Mexico uses the Mexican pesos as the nationally acceptable currency, however, US Dollars is also accepted in some places (especially in Cancun and Los Cabos). Conversion of US Dollars to Pesos and vice-versa is very liberal. The current Exchange rates of Mexican currency (pesos) vis-à-vis major international currencies are given at:

Local transport
Taxis are available in abundance and are not so expensive. The subway (Metro) is one of the best ways to move around in Mexico City: it's cheap (MXN5 for a ticket as of June 2017), safe, has a large network and is extremely fast, compared to any on-street transportation, since it doesn't have to bear with the constant traffic jams. The train system is almost non-existent and trips outside Mexico City should be made by air or by comfortable luxury buses.

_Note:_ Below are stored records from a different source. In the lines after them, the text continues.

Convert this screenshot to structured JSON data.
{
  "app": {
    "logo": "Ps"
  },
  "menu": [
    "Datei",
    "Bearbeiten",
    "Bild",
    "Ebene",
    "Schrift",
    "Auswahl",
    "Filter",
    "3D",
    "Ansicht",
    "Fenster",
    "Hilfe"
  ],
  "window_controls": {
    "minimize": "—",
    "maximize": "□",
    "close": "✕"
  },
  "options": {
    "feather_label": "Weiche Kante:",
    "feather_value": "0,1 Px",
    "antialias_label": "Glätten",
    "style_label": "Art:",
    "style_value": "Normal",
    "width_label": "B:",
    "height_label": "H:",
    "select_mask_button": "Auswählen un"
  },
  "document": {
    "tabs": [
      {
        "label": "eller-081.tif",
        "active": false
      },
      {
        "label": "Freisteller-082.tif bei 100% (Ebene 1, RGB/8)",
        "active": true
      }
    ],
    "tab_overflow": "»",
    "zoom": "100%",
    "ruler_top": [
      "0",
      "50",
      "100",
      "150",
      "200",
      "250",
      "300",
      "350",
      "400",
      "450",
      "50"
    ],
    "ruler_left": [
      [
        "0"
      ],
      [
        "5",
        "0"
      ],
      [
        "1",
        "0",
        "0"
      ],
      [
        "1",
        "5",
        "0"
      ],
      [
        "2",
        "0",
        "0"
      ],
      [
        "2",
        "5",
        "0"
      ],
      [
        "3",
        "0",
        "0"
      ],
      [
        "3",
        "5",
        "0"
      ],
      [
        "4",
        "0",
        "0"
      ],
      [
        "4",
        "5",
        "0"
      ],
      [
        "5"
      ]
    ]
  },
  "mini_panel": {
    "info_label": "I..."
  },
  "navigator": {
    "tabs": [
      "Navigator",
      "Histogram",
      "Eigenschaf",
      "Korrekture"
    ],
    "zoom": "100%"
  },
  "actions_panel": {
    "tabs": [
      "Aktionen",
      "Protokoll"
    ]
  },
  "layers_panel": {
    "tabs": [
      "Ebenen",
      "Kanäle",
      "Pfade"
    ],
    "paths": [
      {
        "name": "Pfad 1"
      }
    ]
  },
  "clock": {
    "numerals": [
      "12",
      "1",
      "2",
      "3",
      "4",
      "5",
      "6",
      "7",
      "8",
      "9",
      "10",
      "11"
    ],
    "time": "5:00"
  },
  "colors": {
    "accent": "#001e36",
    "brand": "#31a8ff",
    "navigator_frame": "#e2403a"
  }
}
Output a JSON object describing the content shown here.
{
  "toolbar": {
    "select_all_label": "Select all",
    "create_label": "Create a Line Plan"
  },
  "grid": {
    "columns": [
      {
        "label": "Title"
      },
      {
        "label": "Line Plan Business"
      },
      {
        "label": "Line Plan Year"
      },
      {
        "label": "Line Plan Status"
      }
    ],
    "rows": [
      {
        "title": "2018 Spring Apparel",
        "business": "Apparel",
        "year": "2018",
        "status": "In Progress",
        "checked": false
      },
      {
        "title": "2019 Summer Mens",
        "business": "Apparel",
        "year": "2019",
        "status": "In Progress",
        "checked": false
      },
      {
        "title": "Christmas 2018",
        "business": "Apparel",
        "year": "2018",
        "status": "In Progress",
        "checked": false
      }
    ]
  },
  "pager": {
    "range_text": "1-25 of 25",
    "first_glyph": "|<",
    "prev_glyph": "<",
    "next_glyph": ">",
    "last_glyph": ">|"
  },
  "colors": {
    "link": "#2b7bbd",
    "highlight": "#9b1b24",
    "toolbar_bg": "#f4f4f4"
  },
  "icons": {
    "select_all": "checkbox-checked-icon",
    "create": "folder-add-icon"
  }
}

 Mexico City has a large number of restaurants which suit all pockets and palates. Notable Indian restaurants are Bukhara (Centro Historico), Dawat (Polanco) and Hindustan (Polanco) restaurants.

The climate varies across Mexico's vast landscape. In the northernmost area of the Baja Peninsula, on the Pacific coast, the climate is Mediterranean, whereas the climate is arid on the other side of the peninsula, facing the Sea of Cortez. As you go south on the Baja Peninsula, the climate changes to become a subtropical sub-arid/semi-arid climate, until you reach La Paz and Cabo, which has a unique tropical desert climate. On the mainland, the northern area of Mexico tends to be mountainous and chilly, and the lower areas have an arid climate. A tropical climate prevails from around the Tampico area down to Cancun, as well as the adjacent side on the Pacific.

Other information
The electric current in Mexico is 110-120V volts but at 60 hz (US type A plug). As far as drinking water is concerned, one should avoid tap water and instead consume bottled water, which is available in abundance. A business visit to Mexico City can be combined with a half-day pleasure trip to Teotihuacan, the ruins of an Aztec city about 100 km north-east of Mexico City.